"""

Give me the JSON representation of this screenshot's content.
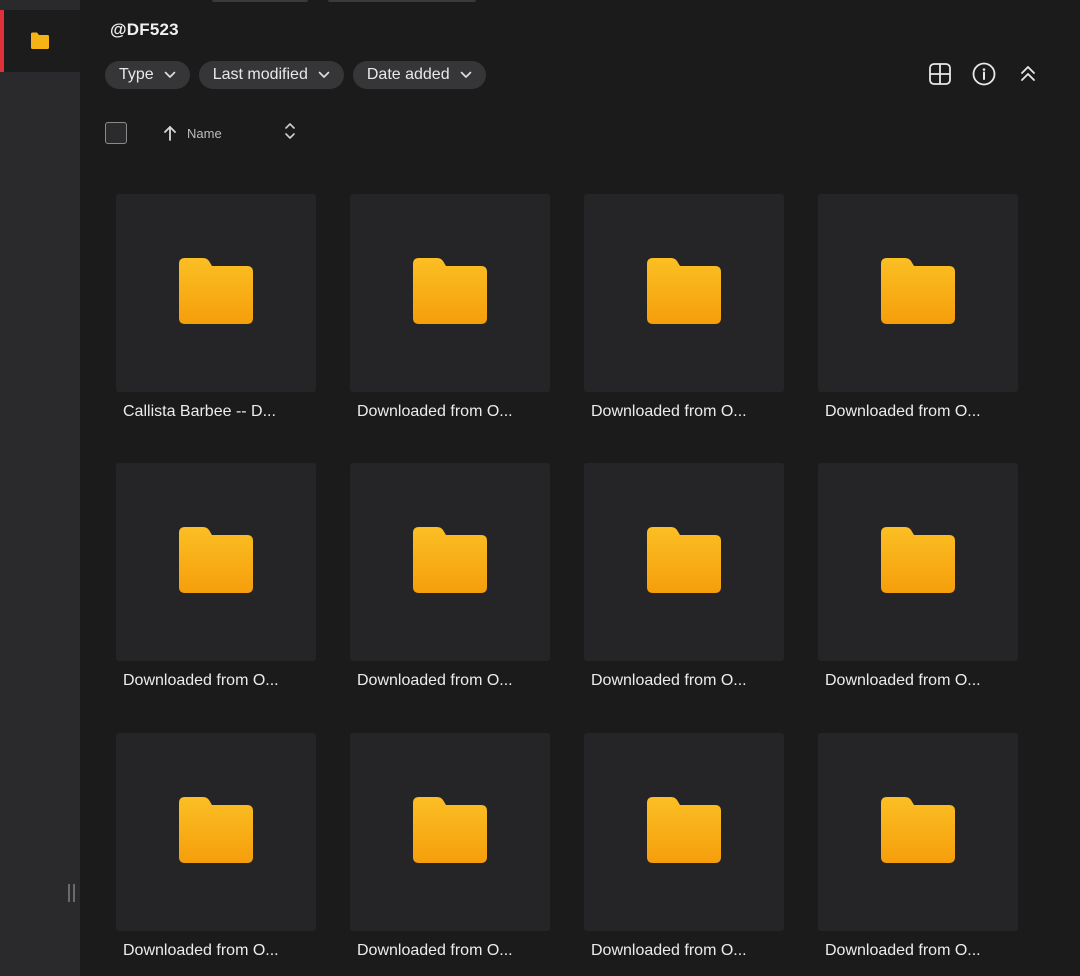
{
  "location": {
    "title": "@DF523"
  },
  "filters": [
    {
      "label": "Type"
    },
    {
      "label": "Last modified"
    },
    {
      "label": "Date added"
    }
  ],
  "toolbar": {
    "icons": [
      "grid-view-icon",
      "info-icon",
      "collapse-icon"
    ]
  },
  "sort": {
    "column_label": "Name",
    "direction": "ascending"
  },
  "items": [
    {
      "name": "Callista Barbee -- D..."
    },
    {
      "name": "Downloaded from O..."
    },
    {
      "name": "Downloaded from O..."
    },
    {
      "name": "Downloaded from O..."
    },
    {
      "name": "Downloaded from O..."
    },
    {
      "name": "Downloaded from O..."
    },
    {
      "name": "Downloaded from O..."
    },
    {
      "name": "Downloaded from O..."
    },
    {
      "name": "Downloaded from O..."
    },
    {
      "name": "Downloaded from O..."
    },
    {
      "name": "Downloaded from O..."
    },
    {
      "name": "Downloaded from O..."
    }
  ],
  "colors": {
    "background": "#1b1b1c",
    "tile": "#252527",
    "accent": "#e0303a",
    "folder": "#fbbf24"
  }
}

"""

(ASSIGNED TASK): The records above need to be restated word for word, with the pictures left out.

(EXERCISE RESPONSE):
Give me the JSON representation of this screenshot's content.
{
  "location": {
    "title": "@DF523"
  },
  "filters": [
    {
      "label": "Type"
    },
    {
      "label": "Last modified"
    },
    {
      "label": "Date added"
    }
  ],
  "toolbar": {
    "icons": [
      "grid-view-icon",
      "info-icon",
      "collapse-icon"
    ]
  },
  "sort": {
    "column_label": "Name",
    "direction": "ascending"
  },
  "items": [
    {
      "name": "Callista Barbee -- D..."
    },
    {
      "name": "Downloaded from O..."
    },
    {
      "name": "Downloaded from O..."
    },
    {
      "name": "Downloaded from O..."
    },
    {
      "name": "Downloaded from O..."
    },
    {
      "name": "Downloaded from O..."
    },
    {
      "name": "Downloaded from O..."
    },
    {
      "name": "Downloaded from O..."
    },
    {
      "name": "Downloaded from O..."
    },
    {
      "name": "Downloaded from O..."
    },
    {
      "name": "Downloaded from O..."
    },
    {
      "name": "Downloaded from O..."
    }
  ],
  "colors": {
    "background": "#1b1b1c",
    "tile": "#252527",
    "accent": "#e0303a",
    "folder": "#fbbf24"
  }
}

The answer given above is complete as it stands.